● **Work order**: Once you have read the entries below, repeat all of them exactly.

[[ Materials provided, beginning ]]

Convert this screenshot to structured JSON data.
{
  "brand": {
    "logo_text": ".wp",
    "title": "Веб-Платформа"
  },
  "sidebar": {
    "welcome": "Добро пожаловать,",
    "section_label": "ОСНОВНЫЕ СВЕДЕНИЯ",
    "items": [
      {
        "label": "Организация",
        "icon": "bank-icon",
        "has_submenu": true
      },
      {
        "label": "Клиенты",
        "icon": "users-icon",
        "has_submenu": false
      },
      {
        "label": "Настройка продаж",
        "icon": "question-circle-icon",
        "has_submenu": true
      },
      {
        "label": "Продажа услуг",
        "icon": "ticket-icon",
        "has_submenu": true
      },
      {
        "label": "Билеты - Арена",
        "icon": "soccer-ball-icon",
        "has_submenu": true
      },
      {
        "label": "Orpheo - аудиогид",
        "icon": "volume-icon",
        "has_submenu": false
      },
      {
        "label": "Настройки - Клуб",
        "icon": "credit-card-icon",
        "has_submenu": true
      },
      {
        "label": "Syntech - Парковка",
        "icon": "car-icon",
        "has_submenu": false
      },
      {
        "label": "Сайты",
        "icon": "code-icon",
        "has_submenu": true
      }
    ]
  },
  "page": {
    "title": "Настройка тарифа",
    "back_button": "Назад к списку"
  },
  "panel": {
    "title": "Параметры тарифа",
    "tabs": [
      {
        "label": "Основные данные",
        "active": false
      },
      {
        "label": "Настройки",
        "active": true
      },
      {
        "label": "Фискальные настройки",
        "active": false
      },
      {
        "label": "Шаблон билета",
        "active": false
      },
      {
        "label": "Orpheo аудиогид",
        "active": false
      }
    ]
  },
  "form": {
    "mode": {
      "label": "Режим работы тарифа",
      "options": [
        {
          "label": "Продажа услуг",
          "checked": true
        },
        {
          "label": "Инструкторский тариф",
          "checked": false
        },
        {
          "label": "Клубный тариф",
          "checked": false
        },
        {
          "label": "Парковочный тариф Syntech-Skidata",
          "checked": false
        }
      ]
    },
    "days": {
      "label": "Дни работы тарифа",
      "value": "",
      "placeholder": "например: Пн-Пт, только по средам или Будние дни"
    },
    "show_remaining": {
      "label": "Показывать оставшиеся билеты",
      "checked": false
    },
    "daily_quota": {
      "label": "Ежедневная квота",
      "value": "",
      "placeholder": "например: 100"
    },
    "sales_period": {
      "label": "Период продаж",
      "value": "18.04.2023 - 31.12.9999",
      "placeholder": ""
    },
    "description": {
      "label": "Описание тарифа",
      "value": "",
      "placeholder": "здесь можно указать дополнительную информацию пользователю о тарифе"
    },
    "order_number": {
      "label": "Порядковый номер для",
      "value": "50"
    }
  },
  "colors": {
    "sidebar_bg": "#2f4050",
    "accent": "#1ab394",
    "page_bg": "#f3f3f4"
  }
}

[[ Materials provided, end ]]

● **Response to the task**:
Convert this screenshot to structured JSON data.
{
  "brand": {
    "logo_text": ".wp",
    "title": "Веб-Платформа"
  },
  "sidebar": {
    "welcome": "Добро пожаловать,",
    "section_label": "ОСНОВНЫЕ СВЕДЕНИЯ",
    "items": [
      {
        "label": "Организация",
        "icon": "bank-icon",
        "has_submenu": true
      },
      {
        "label": "Клиенты",
        "icon": "users-icon",
        "has_submenu": false
      },
      {
        "label": "Настройка продаж",
        "icon": "question-circle-icon",
        "has_submenu": true
      },
      {
        "label": "Продажа услуг",
        "icon": "ticket-icon",
        "has_submenu": true
      },
      {
        "label": "Билеты - Арена",
        "icon": "soccer-ball-icon",
        "has_submenu": true
      },
      {
        "label": "Orpheo - аудиогид",
        "icon": "volume-icon",
        "has_submenu": false
      },
      {
        "label": "Настройки - Клуб",
        "icon": "credit-card-icon",
        "has_submenu": true
      },
      {
        "label": "Syntech - Парковка",
        "icon": "car-icon",
        "has_submenu": false
      },
      {
        "label": "Сайты",
        "icon": "code-icon",
        "has_submenu": true
      }
    ]
  },
  "page": {
    "title": "Настройка тарифа",
    "back_button": "Назад к списку"
  },
  "panel": {
    "title": "Параметры тарифа",
    "tabs": [
      {
        "label": "Основные данные",
        "active": false
      },
      {
        "label": "Настройки",
        "active": true
      },
      {
        "label": "Фискальные настройки",
        "active": false
      },
      {
        "label": "Шаблон билета",
        "active": false
      },
      {
        "label": "Orpheo аудиогид",
        "active": false
      }
    ]
  },
  "form": {
    "mode": {
      "label": "Режим работы тарифа",
      "options": [
        {
          "label": "Продажа услуг",
          "checked": true
        },
        {
          "label": "Инструкторский тариф",
          "checked": false
        },
        {
          "label": "Клубный тариф",
          "checked": false
        },
        {
          "label": "Парковочный тариф Syntech-Skidata",
          "checked": false
        }
      ]
    },
    "days": {
      "label": "Дни работы тарифа",
      "value": "",
      "placeholder": "например: Пн-Пт, только по средам или Будние дни"
    },
    "show_remaining": {
      "label": "Показывать оставшиеся билеты",
      "checked": false
    },
    "daily_quota": {
      "label": "Ежедневная квота",
      "value": "",
      "placeholder": "например: 100"
    },
    "sales_period": {
      "label": "Период продаж",
      "value": "18.04.2023 - 31.12.9999",
      "placeholder": ""
    },
    "description": {
      "label": "Описание тарифа",
      "value": "",
      "placeholder": "здесь можно указать дополнительную информацию пользователю о тарифе"
    },
    "order_number": {
      "label": "Порядковый номер для",
      "value": "50"
    }
  },
  "colors": {
    "sidebar_bg": "#2f4050",
    "accent": "#1ab394",
    "page_bg": "#f3f3f4"
  }
}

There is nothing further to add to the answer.